IBM France has now taken the local press corps to visit the Santa Palomba plant in Italy where the AS/400 is made, and one or two useful pointers came out of the visit – such as the fact that the Italian plant is turning out between 20 and 50 AS/400s a day, depending on the […]

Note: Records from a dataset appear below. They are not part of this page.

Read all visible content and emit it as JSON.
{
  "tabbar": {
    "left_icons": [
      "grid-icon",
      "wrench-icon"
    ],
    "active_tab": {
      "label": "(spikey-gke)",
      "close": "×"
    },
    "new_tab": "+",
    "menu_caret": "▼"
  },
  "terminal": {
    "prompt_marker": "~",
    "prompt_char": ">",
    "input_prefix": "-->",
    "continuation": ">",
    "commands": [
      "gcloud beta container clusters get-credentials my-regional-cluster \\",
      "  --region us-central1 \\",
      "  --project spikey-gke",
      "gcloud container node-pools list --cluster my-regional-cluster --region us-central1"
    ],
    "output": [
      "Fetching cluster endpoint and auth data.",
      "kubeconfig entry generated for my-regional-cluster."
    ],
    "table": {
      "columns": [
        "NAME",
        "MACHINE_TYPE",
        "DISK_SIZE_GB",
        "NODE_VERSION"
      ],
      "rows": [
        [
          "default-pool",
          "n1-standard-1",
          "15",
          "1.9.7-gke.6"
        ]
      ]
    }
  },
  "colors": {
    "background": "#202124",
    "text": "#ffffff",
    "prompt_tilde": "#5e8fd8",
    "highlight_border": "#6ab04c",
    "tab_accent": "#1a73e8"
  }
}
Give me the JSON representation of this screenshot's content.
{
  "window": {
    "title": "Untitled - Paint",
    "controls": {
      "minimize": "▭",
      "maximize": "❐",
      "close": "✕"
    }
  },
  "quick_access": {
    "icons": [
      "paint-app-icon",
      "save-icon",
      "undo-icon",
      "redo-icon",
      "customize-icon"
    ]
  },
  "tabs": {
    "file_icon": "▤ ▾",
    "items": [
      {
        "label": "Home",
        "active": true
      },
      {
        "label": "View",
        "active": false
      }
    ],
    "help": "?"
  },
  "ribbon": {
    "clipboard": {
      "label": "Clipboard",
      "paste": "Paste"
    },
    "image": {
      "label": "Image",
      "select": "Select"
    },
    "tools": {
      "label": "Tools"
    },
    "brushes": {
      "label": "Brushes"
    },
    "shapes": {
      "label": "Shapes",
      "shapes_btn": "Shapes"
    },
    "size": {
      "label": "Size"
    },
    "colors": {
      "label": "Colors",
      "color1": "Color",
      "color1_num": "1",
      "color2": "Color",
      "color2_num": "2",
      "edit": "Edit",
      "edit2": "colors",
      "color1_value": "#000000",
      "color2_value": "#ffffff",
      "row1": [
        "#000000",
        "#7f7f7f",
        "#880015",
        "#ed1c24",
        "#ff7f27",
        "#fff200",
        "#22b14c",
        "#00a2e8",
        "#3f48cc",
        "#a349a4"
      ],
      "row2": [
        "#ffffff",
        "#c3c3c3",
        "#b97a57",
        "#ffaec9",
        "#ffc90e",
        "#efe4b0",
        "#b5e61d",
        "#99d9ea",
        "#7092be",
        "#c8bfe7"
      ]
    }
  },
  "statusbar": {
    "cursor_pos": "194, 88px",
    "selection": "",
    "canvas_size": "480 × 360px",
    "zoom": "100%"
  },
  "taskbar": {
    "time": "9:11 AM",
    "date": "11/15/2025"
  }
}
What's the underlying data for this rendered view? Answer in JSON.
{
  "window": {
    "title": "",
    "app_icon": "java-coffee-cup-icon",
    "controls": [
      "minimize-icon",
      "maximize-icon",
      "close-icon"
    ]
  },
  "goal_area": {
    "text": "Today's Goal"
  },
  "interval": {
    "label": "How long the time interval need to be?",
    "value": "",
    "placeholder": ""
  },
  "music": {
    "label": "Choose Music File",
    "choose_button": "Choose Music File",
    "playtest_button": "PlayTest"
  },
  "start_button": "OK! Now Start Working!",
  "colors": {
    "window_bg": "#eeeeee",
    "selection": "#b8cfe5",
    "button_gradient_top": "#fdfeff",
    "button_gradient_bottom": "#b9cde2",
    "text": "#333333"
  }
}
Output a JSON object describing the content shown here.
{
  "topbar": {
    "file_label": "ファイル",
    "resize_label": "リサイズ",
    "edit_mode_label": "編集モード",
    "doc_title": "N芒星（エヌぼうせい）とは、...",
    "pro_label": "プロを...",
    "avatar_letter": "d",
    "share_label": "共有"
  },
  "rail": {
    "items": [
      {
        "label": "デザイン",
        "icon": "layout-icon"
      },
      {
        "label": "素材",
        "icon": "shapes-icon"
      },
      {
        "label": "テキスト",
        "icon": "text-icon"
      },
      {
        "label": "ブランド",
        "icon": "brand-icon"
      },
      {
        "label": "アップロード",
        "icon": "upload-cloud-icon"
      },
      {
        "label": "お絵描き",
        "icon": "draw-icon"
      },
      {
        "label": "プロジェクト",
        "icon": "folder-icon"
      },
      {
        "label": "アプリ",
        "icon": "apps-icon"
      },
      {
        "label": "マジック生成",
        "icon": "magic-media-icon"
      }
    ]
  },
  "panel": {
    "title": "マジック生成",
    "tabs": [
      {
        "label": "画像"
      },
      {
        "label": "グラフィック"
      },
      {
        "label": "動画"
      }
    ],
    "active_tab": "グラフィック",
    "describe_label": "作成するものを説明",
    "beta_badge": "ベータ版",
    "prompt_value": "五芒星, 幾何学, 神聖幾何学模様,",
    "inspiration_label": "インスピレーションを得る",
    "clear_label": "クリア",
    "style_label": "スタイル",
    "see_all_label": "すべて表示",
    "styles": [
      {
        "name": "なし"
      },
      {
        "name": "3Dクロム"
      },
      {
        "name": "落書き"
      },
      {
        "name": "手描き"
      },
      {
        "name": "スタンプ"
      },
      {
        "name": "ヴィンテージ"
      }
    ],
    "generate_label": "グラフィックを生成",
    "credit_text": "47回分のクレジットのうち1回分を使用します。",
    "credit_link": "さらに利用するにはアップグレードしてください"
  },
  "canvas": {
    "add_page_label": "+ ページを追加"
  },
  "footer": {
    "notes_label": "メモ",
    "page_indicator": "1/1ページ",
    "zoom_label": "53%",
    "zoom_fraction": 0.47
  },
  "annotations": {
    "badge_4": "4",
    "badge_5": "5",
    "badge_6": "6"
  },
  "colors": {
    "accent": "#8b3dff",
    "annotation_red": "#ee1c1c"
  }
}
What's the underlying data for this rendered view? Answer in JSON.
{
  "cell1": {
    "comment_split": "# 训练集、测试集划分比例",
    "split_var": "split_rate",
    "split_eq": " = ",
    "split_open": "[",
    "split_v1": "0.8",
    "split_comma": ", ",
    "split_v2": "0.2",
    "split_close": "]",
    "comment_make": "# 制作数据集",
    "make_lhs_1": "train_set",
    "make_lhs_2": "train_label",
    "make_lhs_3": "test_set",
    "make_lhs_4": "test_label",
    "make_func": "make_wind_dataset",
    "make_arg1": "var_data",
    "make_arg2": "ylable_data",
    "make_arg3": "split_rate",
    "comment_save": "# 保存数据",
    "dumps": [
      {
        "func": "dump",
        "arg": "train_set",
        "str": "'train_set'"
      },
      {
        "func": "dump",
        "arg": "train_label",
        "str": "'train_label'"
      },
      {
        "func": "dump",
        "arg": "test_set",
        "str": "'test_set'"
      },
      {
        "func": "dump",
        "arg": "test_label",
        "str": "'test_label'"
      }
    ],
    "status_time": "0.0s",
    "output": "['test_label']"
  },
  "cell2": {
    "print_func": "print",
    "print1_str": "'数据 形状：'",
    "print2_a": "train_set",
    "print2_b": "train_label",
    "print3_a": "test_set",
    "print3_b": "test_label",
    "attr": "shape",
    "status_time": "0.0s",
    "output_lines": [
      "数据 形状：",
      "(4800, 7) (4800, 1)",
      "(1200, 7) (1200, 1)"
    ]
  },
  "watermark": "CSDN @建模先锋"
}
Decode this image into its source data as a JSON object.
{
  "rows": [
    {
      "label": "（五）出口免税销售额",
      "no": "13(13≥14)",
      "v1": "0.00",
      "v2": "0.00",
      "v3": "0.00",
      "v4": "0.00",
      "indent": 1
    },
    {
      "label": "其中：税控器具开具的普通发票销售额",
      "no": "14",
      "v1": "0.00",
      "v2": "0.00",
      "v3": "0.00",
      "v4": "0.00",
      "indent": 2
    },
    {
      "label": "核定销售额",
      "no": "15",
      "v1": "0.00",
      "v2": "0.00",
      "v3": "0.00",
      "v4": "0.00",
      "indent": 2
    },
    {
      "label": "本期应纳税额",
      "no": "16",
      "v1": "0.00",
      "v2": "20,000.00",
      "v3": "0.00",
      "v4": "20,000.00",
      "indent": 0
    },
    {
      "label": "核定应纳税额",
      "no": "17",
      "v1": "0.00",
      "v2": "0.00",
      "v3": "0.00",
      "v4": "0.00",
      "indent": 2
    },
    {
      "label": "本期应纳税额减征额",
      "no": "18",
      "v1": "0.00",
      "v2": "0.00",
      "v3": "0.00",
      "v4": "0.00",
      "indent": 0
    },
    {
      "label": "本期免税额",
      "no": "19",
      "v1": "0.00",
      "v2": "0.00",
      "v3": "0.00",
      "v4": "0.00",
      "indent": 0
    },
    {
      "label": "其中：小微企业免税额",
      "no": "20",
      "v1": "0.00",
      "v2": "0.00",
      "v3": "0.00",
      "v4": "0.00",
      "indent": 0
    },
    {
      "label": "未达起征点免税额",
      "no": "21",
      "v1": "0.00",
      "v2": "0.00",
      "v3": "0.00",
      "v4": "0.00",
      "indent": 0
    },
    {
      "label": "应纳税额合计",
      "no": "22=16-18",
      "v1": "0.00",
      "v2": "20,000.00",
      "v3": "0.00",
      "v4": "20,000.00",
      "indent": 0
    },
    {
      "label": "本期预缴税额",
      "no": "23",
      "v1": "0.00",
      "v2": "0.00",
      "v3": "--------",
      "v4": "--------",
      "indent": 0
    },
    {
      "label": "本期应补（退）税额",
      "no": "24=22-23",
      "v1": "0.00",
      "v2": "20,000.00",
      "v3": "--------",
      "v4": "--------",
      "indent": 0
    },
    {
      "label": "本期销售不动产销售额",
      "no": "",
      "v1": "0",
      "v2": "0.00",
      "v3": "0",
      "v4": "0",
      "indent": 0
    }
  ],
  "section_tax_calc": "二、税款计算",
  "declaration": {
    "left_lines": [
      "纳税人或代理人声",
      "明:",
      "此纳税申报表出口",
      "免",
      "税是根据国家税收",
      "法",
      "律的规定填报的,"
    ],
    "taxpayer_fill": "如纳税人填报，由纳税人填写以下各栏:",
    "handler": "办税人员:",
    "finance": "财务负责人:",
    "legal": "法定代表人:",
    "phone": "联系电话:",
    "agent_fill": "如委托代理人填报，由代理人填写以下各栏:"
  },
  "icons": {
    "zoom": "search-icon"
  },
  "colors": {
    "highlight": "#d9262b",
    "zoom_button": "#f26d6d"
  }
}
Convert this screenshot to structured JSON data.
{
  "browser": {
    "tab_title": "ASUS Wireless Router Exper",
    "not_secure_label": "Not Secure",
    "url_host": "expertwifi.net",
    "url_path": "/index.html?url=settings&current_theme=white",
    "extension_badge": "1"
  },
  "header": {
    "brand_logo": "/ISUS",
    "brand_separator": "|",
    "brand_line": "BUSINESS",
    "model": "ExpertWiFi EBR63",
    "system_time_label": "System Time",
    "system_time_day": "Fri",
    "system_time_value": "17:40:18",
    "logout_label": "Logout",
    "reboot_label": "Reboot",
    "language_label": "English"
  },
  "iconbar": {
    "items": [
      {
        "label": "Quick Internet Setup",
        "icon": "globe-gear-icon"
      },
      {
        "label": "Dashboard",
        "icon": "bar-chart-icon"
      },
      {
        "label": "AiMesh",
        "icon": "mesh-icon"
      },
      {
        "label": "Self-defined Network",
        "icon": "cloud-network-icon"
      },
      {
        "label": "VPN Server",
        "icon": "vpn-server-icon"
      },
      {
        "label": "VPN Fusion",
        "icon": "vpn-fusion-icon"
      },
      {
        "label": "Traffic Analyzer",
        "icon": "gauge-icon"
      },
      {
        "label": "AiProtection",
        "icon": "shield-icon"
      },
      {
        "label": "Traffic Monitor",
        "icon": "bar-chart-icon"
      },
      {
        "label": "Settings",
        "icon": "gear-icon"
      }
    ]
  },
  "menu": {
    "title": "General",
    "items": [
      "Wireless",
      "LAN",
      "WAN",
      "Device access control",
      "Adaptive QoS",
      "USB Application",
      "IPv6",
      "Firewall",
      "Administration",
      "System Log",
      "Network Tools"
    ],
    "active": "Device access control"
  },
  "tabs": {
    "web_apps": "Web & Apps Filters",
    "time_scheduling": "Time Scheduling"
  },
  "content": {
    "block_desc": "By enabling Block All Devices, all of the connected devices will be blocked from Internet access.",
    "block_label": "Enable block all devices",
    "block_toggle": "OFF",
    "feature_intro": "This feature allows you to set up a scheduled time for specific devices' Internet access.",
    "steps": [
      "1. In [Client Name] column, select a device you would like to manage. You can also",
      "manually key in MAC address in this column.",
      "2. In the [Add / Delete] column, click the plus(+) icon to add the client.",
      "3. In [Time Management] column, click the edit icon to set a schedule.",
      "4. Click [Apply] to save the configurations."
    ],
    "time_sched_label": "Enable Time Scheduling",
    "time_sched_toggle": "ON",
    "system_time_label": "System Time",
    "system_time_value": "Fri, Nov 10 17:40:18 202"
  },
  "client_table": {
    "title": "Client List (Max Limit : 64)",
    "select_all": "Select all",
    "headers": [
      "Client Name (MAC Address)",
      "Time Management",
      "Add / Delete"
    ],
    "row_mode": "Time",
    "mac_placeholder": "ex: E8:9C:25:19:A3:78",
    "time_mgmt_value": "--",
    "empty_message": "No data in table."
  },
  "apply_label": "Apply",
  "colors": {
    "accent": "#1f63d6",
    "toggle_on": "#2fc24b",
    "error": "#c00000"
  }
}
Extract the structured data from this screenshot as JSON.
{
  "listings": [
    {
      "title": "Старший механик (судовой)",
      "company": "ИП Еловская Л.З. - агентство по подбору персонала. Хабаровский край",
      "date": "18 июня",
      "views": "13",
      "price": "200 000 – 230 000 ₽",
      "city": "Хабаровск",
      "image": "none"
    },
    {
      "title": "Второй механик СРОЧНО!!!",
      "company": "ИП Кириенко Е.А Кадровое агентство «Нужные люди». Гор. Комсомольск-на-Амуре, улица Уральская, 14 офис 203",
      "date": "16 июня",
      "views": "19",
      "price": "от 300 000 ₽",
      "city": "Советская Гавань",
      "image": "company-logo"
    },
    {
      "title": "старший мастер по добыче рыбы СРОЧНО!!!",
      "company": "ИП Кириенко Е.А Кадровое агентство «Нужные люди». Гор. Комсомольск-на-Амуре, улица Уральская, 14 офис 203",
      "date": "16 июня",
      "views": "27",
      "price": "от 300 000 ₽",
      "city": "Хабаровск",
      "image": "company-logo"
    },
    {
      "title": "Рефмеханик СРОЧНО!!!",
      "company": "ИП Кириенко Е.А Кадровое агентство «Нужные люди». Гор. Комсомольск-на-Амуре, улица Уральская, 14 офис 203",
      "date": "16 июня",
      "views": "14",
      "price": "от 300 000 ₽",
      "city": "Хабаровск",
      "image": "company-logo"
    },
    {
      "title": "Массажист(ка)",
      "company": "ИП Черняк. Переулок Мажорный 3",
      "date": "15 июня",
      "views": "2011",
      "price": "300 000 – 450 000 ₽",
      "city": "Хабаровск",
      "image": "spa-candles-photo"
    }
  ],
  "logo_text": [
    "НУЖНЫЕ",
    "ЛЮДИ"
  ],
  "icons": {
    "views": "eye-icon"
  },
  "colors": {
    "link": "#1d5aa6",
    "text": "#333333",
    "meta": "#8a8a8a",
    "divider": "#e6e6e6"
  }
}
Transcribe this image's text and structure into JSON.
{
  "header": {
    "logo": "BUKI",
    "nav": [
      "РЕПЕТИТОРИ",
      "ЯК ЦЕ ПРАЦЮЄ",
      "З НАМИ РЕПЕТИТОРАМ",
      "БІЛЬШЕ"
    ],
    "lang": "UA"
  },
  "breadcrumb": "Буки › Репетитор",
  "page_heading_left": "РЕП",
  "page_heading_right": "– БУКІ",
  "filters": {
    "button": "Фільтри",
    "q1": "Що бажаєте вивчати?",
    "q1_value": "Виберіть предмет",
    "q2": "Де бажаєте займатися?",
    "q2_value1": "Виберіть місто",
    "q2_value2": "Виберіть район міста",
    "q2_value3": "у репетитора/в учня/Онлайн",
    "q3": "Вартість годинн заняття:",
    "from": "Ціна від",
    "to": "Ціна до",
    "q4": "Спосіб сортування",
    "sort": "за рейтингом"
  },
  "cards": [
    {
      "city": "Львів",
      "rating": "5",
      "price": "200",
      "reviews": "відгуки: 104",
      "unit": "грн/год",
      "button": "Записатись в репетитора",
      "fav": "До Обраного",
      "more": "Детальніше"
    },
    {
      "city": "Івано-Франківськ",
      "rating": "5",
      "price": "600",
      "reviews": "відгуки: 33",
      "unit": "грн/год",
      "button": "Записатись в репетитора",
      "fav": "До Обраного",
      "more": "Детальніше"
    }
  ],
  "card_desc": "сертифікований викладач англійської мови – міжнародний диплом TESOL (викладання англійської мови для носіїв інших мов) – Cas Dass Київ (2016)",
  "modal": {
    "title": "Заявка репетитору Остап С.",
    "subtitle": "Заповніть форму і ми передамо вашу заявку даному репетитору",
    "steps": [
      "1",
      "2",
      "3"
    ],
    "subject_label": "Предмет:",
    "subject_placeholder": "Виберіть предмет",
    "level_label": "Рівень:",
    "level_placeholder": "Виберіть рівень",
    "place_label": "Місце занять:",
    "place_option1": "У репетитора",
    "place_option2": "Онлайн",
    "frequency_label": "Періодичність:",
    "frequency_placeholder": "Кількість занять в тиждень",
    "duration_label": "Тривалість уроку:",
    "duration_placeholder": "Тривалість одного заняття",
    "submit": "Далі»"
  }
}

IBM France has now taken the local press corps to visit the Santa Palomba plant in Italy where the AS/400 is made, and one or two useful pointers came out of the visit – such as the fact that the Italian plant is turning out between 20 and 50 AS/400s a day, depending on the model mix on the line at any time. It seems that all the work being done at the Italian factory on 9370s, which represent 20% of output, will be transferred, as reported (CI No 1,126) to Valencia in Spain. In France there are now claimed to be 3,000 AS/400s installed, put at 10% of the world population – which lags by some way the numbers shipped from the three IBM plants, because a substantial number of those machines are still in transit – or in dealers’ warehouses. Of the 3,000 in France, 1,000 replace System 38 and 36 machines, 1,000 have gone to users new to that level of system with 10% of those replacing competitive machines, and 1,000 have been installed as departmental systems in large accounts – evidently fulfilling the role the 9370 was intended to perform. Of the 3,000 machines, 2,000 have gone through IBM France’s 270 agents, and 40% have been financed by IBM France Finance. The split is 50-50 between the low-end and the high-end processor – 1,500 B10s and B20s, 1,500 B30 to B60, with 1,000 being B30s, the base model in the large processor range. IBM France is trying to get System 36s and 38s out and AS/400s in by offering a trade in ranging from the equivalent of $1,000 to $4,250 depending on the size of machine being installed. The rebate is not entirely altruistic: IBM doesn’t want a huge market in used 36 and 38 machines, and while some of the most valuable models will be sold to brokers, many will be scrapped. IBM France reckons that the local market for AS/400-class machines is growing at 15% a year against 7% for mainframes and 20% for micros: needless to say it aims to grow faster than the market in each segment. IBM France marketing manager signed off with the controversial claim that only IBM and the Japanese were now capable of mastering the full gamut of computer technology. The others will not disappear, but they will increasingly have to source products from third parties. Our challenge to the firms that say they want to provide complete solutions is that we have mastery over the totality of our systems.